• TASK ITEM
Below are records; copy every line among them that contains the word "number".

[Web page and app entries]
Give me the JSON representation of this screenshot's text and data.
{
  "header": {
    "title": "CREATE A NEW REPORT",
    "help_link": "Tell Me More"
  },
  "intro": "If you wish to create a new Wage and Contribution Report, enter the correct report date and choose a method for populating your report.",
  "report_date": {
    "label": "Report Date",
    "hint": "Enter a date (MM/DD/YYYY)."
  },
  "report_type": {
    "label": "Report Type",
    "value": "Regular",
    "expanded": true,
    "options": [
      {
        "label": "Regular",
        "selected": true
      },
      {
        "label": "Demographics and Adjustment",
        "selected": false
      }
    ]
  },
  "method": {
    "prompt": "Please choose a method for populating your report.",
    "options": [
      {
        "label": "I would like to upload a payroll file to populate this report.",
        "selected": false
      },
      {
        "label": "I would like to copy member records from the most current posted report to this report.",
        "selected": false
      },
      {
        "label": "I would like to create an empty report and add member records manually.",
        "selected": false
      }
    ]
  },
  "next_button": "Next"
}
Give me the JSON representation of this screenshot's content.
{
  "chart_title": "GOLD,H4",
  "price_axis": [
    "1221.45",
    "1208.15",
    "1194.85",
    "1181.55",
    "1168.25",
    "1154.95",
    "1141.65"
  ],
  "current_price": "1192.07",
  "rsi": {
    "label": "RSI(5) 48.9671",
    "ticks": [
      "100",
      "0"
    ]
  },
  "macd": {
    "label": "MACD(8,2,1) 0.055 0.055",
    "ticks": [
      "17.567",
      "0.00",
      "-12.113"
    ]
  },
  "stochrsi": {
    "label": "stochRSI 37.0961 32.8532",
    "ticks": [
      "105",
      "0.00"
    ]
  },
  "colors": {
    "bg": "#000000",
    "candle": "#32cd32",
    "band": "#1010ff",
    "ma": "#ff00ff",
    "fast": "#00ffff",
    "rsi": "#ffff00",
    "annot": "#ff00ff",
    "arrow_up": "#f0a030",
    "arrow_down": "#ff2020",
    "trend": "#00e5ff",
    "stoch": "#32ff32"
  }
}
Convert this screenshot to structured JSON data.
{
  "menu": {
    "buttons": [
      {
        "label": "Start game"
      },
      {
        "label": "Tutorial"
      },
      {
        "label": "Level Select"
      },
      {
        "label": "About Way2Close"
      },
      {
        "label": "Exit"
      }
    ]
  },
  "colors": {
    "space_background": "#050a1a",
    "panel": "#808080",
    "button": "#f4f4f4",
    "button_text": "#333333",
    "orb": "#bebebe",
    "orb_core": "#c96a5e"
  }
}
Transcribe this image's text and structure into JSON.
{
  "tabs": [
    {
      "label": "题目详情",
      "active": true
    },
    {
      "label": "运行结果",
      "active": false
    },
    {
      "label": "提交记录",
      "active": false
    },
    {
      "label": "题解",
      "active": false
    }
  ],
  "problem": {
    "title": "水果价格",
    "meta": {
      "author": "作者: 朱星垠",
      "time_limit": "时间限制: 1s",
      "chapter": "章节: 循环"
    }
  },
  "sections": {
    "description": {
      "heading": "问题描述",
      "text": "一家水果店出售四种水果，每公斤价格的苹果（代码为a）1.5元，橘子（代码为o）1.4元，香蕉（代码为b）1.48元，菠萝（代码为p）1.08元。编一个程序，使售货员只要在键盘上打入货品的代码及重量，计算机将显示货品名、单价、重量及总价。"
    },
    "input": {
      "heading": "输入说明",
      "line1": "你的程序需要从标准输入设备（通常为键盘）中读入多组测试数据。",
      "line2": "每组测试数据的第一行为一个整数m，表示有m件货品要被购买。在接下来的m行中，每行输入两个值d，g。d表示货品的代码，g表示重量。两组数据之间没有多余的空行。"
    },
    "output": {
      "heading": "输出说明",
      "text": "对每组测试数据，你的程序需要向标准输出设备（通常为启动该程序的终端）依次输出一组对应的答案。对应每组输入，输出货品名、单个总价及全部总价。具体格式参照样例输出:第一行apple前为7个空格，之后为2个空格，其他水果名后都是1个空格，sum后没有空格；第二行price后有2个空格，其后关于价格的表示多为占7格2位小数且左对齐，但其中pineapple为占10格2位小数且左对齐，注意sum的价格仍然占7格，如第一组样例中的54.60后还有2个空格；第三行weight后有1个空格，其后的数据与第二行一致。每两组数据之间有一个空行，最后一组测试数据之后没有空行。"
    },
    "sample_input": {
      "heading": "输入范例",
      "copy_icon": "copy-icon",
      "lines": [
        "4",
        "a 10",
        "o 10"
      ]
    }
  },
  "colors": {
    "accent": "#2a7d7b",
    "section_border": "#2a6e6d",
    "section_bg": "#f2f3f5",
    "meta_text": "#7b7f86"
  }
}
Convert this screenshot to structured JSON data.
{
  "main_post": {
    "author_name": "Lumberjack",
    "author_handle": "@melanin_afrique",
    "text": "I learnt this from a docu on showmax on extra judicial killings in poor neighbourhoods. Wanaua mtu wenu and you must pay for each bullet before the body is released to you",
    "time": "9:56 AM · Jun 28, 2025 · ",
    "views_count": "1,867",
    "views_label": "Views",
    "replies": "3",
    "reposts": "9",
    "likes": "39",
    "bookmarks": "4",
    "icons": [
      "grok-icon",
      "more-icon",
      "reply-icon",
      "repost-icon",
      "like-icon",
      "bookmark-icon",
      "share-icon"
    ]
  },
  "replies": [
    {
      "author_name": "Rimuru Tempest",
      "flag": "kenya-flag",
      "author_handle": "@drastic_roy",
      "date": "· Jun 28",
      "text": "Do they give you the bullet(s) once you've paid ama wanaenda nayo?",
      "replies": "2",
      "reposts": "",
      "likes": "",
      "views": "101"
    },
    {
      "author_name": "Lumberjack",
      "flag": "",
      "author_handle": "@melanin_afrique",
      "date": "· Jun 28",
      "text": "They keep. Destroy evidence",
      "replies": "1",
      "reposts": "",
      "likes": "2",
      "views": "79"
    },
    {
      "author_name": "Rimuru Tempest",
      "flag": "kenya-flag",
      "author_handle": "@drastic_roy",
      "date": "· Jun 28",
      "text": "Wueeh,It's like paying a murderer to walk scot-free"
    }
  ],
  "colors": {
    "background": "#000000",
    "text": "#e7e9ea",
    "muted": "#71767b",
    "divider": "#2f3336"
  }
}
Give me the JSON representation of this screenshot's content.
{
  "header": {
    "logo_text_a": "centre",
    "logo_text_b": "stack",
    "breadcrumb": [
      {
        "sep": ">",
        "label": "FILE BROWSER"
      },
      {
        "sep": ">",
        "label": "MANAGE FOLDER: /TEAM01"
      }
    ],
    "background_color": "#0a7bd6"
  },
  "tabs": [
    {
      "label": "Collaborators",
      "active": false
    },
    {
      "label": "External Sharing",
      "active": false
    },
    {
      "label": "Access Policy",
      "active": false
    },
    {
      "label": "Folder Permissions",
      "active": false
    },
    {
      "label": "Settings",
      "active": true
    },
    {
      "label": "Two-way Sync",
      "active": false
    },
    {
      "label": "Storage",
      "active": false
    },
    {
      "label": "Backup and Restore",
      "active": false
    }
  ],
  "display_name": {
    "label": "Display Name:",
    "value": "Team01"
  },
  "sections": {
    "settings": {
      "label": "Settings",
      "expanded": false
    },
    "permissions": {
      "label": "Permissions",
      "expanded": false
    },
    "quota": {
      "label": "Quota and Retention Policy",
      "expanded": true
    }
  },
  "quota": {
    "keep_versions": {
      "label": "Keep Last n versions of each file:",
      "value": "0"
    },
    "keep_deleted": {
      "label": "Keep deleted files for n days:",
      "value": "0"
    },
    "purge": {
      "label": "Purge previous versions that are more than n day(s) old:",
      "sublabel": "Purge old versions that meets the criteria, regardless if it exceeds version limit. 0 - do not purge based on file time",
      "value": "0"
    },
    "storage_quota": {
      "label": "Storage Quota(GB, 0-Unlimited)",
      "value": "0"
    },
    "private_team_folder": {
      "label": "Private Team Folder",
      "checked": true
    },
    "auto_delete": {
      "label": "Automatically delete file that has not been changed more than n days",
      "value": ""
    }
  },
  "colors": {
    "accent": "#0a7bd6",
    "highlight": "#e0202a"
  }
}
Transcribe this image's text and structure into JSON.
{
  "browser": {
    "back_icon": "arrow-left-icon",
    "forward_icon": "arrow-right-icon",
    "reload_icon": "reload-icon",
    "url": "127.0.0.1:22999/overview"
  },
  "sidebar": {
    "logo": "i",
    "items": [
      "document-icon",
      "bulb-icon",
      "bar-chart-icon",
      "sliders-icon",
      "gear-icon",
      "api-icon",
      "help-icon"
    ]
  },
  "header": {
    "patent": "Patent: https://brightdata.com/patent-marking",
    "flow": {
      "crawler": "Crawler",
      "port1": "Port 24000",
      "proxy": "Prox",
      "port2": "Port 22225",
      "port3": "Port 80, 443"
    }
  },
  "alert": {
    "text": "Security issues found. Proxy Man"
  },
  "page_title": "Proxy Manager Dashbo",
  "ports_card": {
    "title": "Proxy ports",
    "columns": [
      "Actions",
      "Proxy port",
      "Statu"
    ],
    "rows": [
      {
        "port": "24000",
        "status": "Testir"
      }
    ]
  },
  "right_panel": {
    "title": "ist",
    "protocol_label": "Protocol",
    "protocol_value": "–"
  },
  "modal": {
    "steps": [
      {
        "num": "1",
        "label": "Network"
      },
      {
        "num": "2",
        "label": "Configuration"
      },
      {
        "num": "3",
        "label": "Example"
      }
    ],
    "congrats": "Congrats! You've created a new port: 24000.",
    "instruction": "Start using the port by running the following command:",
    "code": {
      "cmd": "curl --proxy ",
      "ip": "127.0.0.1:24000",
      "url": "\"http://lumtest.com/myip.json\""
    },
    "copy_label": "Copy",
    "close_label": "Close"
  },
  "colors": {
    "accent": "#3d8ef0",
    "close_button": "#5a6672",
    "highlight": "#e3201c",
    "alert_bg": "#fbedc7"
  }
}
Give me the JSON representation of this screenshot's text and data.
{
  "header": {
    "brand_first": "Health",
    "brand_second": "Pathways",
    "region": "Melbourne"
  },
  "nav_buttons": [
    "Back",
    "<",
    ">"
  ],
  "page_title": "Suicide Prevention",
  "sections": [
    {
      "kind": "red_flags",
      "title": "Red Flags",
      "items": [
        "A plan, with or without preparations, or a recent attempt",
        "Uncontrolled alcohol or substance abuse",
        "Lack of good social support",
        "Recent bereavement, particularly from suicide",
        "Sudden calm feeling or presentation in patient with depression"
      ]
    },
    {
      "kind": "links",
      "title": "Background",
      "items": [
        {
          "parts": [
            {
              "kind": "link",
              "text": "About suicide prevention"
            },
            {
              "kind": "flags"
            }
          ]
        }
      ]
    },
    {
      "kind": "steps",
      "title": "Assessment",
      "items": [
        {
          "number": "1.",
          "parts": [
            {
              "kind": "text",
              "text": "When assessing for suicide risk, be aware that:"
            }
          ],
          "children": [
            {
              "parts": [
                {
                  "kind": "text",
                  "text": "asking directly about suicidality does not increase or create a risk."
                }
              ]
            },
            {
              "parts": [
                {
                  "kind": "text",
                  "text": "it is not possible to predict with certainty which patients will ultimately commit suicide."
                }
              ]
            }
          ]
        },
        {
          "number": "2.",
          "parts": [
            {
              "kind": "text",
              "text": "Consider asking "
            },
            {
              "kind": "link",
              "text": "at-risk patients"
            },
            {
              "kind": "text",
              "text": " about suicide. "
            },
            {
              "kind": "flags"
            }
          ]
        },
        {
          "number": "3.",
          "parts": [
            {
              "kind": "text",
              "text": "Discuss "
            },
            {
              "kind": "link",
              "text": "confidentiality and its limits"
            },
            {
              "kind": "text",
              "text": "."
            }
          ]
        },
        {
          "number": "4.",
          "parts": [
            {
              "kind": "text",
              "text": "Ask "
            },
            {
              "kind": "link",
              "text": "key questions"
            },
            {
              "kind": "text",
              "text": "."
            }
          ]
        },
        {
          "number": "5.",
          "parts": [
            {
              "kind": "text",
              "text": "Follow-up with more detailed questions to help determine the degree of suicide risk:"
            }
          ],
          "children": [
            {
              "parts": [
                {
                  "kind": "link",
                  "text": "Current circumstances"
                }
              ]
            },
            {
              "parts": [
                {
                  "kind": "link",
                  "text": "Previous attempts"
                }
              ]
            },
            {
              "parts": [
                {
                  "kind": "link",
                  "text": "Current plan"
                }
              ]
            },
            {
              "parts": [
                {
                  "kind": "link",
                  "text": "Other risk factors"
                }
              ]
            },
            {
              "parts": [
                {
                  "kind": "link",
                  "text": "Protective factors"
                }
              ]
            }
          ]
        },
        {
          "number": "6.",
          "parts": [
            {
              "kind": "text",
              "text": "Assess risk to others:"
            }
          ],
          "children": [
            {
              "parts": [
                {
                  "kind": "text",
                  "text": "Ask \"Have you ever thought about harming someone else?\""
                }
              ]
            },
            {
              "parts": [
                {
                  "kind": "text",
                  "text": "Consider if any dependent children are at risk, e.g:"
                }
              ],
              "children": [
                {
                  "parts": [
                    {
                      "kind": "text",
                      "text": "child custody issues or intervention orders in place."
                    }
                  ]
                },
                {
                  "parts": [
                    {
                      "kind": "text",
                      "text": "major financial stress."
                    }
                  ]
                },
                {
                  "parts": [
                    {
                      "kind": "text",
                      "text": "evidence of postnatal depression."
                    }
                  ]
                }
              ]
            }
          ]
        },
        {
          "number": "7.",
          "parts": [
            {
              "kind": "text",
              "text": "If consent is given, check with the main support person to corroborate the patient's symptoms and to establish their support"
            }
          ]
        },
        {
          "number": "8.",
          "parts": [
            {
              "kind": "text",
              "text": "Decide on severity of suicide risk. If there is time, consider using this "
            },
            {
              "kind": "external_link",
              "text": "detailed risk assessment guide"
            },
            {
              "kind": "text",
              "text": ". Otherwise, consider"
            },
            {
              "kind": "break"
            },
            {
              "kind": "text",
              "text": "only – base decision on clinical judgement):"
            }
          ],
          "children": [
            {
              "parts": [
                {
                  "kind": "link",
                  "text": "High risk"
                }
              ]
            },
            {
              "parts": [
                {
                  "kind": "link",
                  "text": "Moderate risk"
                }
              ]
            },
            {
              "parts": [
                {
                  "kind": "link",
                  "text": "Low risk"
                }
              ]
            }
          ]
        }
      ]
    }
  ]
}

• ANSWER BOX
          "number": "1.",
          "number": "2.",
          "number": "3.",
          "number": "4.",
          "number": "5.",
          "number": "6.",
          "number": "7.",
          "number": "8.",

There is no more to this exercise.